▸ Task description
Repeat the listing that follows, character for character, minus the pictures.
++++++++
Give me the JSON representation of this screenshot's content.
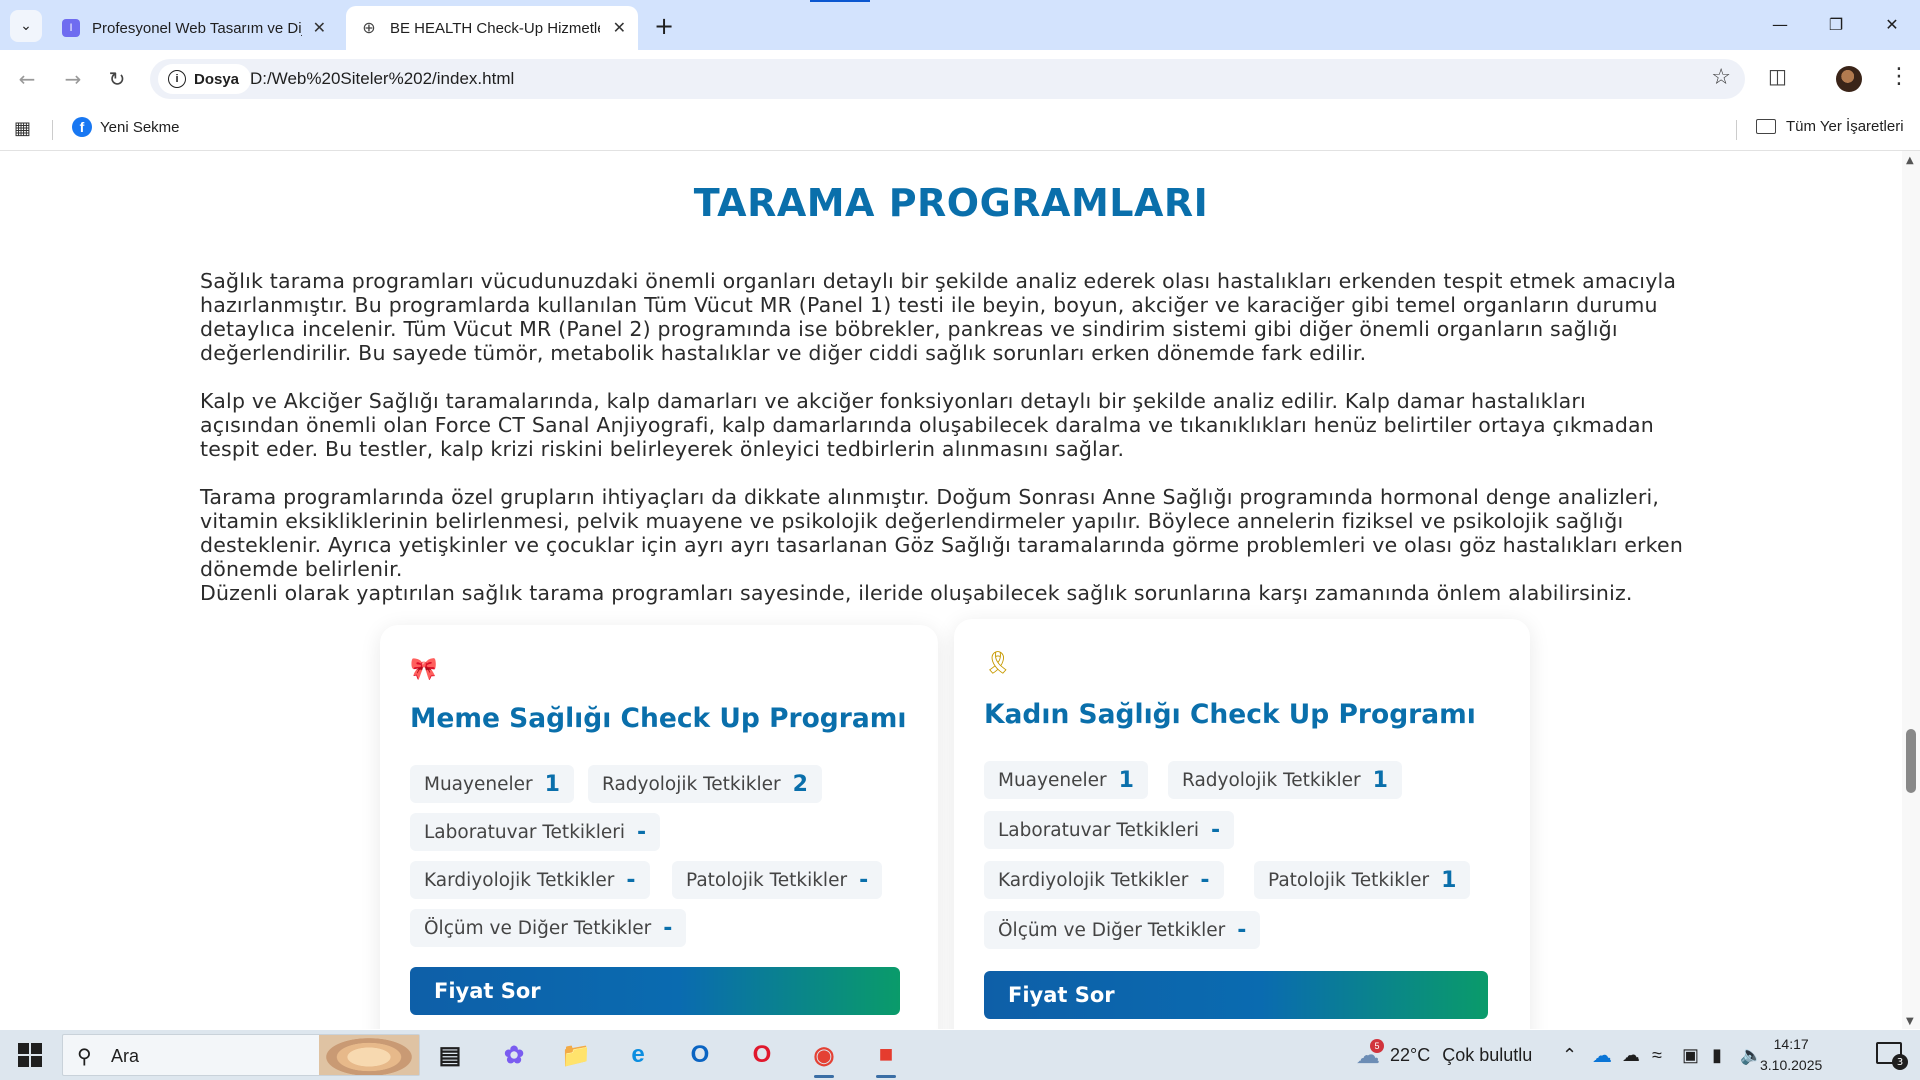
{
  "browser": {
    "tabs": [
      {
        "label": "Profesyonel Web Tasarım ve Dijital",
        "favicon": "I"
      },
      {
        "label": "BE HEALTH Check-Up Hizmetleri",
        "favicon": "⊕"
      }
    ],
    "new_tab": "+",
    "window_controls": {
      "minimize": "—",
      "restore": "❐",
      "close": "✕"
    },
    "toolbar": {
      "back": "←",
      "forward": "→",
      "reload": "↻"
    },
    "omnibox": {
      "chip_label": "Dosya",
      "url": "D:/Web%20Siteler%202/index.html"
    },
    "bookmarks": {
      "item": "Yeni Sekme",
      "all_label": "Tüm Yer İşaretleri"
    }
  },
  "page": {
    "section_title": "TARAMA PROGRAMLARI",
    "paragraphs": [
      "Sağlık tarama programları vücudunuzdaki önemli organları detaylı bir şekilde analiz ederek olası hastalıkları erkenden tespit etmek amacıyla hazırlanmıştır. Bu programlarda kullanılan Tüm Vücut MR (Panel 1) testi ile beyin, boyun, akciğer ve karaciğer gibi temel organların durumu detaylıca incelenir. Tüm Vücut MR (Panel 2) programında ise böbrekler, pankreas ve sindirim sistemi gibi diğer önemli organların sağlığı değerlendirilir. Bu sayede tümör, metabolik hastalıklar ve diğer ciddi sağlık sorunları erken dönemde fark edilir.",
      "Kalp ve Akciğer Sağlığı taramalarında, kalp damarları ve akciğer fonksiyonları detaylı bir şekilde analiz edilir. Kalp damar hastalıkları açısından önemli olan Force CT Sanal Anjiyografi, kalp damarlarında oluşabilecek daralma ve tıkanıklıkları henüz belirtiler ortaya çıkmadan tespit eder. Bu testler, kalp krizi riskini belirleyerek önleyici tedbirlerin alınmasını sağlar.",
      "Tarama programlarında özel grupların ihtiyaçları da dikkate alınmıştır. Doğum Sonrası Anne Sağlığı programında hormonal denge analizleri, vitamin eksikliklerinin belirlenmesi, pelvik muayene ve psikolojik değerlendirmeler yapılır. Böylece annelerin fiziksel ve psikolojik sağlığı desteklenir. Ayrıca yetişkinler ve çocuklar için ayrı ayrı tasarlanan Göz Sağlığı taramalarında görme problemleri ve olası göz hastalıkları erken dönemde belirlenir.",
      "Düzenli olarak yaptırılan sağlık tarama programları sayesinde, ileride oluşabilecek sağlık sorunlarına karşı zamanında önlem alabilirsiniz."
    ],
    "cards": [
      {
        "icon": "🎀",
        "title": "Meme Sağlığı Check Up Programı",
        "items": [
          {
            "label": "Muayeneler",
            "value": "1"
          },
          {
            "label": "Radyolojik Tetkikler",
            "value": "2"
          },
          {
            "label": "Laboratuvar Tetkikleri",
            "value": "-"
          },
          {
            "label": "Kardiyolojik Tetkikler",
            "value": "-"
          },
          {
            "label": "Patolojik Tetkikler",
            "value": "-"
          },
          {
            "label": "Ölçüm ve Diğer Tetkikler",
            "value": "-"
          }
        ],
        "button": "Fiyat Sor"
      },
      {
        "icon": "🎗",
        "title": "Kadın Sağlığı Check Up Programı",
        "items": [
          {
            "label": "Muayeneler",
            "value": "1"
          },
          {
            "label": "Radyolojik Tetkikler",
            "value": "1"
          },
          {
            "label": "Laboratuvar Tetkikleri",
            "value": "-"
          },
          {
            "label": "Kardiyolojik Tetkikler",
            "value": "-"
          },
          {
            "label": "Patolojik Tetkikler",
            "value": "1"
          },
          {
            "label": "Ölçüm ve Diğer Tetkikler",
            "value": "-"
          }
        ],
        "button": "Fiyat Sor"
      }
    ]
  },
  "taskbar": {
    "search_text": "Ara",
    "weather": {
      "badge": "5",
      "temp": "22°C",
      "desc": "Çok bulutlu"
    },
    "time": "14:17",
    "date": "3.10.2025",
    "notification_count": "3"
  },
  "colors": {
    "accent": "#0a6fab",
    "button_gradient_end": "#0a9b6a",
    "tabstrip": "#d3e3fd"
  }
}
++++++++
▸ Output below
Give me the JSON representation of this screenshot's content.
{
  "browser": {
    "tabs": [
      {
        "label": "Profesyonel Web Tasarım ve Dijital",
        "favicon": "I"
      },
      {
        "label": "BE HEALTH Check-Up Hizmetleri",
        "favicon": "⊕"
      }
    ],
    "new_tab": "+",
    "window_controls": {
      "minimize": "—",
      "restore": "❐",
      "close": "✕"
    },
    "toolbar": {
      "back": "←",
      "forward": "→",
      "reload": "↻"
    },
    "omnibox": {
      "chip_label": "Dosya",
      "url": "D:/Web%20Siteler%202/index.html"
    },
    "bookmarks": {
      "item": "Yeni Sekme",
      "all_label": "Tüm Yer İşaretleri"
    }
  },
  "page": {
    "section_title": "TARAMA PROGRAMLARI",
    "paragraphs": [
      "Sağlık tarama programları vücudunuzdaki önemli organları detaylı bir şekilde analiz ederek olası hastalıkları erkenden tespit etmek amacıyla hazırlanmıştır. Bu programlarda kullanılan Tüm Vücut MR (Panel 1) testi ile beyin, boyun, akciğer ve karaciğer gibi temel organların durumu detaylıca incelenir. Tüm Vücut MR (Panel 2) programında ise böbrekler, pankreas ve sindirim sistemi gibi diğer önemli organların sağlığı değerlendirilir. Bu sayede tümör, metabolik hastalıklar ve diğer ciddi sağlık sorunları erken dönemde fark edilir.",
      "Kalp ve Akciğer Sağlığı taramalarında, kalp damarları ve akciğer fonksiyonları detaylı bir şekilde analiz edilir. Kalp damar hastalıkları açısından önemli olan Force CT Sanal Anjiyografi, kalp damarlarında oluşabilecek daralma ve tıkanıklıkları henüz belirtiler ortaya çıkmadan tespit eder. Bu testler, kalp krizi riskini belirleyerek önleyici tedbirlerin alınmasını sağlar.",
      "Tarama programlarında özel grupların ihtiyaçları da dikkate alınmıştır. Doğum Sonrası Anne Sağlığı programında hormonal denge analizleri, vitamin eksikliklerinin belirlenmesi, pelvik muayene ve psikolojik değerlendirmeler yapılır. Böylece annelerin fiziksel ve psikolojik sağlığı desteklenir. Ayrıca yetişkinler ve çocuklar için ayrı ayrı tasarlanan Göz Sağlığı taramalarında görme problemleri ve olası göz hastalıkları erken dönemde belirlenir.",
      "Düzenli olarak yaptırılan sağlık tarama programları sayesinde, ileride oluşabilecek sağlık sorunlarına karşı zamanında önlem alabilirsiniz."
    ],
    "cards": [
      {
        "icon": "🎀",
        "title": "Meme Sağlığı Check Up Programı",
        "items": [
          {
            "label": "Muayeneler",
            "value": "1"
          },
          {
            "label": "Radyolojik Tetkikler",
            "value": "2"
          },
          {
            "label": "Laboratuvar Tetkikleri",
            "value": "-"
          },
          {
            "label": "Kardiyolojik Tetkikler",
            "value": "-"
          },
          {
            "label": "Patolojik Tetkikler",
            "value": "-"
          },
          {
            "label": "Ölçüm ve Diğer Tetkikler",
            "value": "-"
          }
        ],
        "button": "Fiyat Sor"
      },
      {
        "icon": "🎗",
        "title": "Kadın Sağlığı Check Up Programı",
        "items": [
          {
            "label": "Muayeneler",
            "value": "1"
          },
          {
            "label": "Radyolojik Tetkikler",
            "value": "1"
          },
          {
            "label": "Laboratuvar Tetkikleri",
            "value": "-"
          },
          {
            "label": "Kardiyolojik Tetkikler",
            "value": "-"
          },
          {
            "label": "Patolojik Tetkikler",
            "value": "1"
          },
          {
            "label": "Ölçüm ve Diğer Tetkikler",
            "value": "-"
          }
        ],
        "button": "Fiyat Sor"
      }
    ]
  },
  "taskbar": {
    "search_text": "Ara",
    "weather": {
      "badge": "5",
      "temp": "22°C",
      "desc": "Çok bulutlu"
    },
    "time": "14:17",
    "date": "3.10.2025",
    "notification_count": "3"
  },
  "colors": {
    "accent": "#0a6fab",
    "button_gradient_end": "#0a9b6a",
    "tabstrip": "#d3e3fd"
  }
}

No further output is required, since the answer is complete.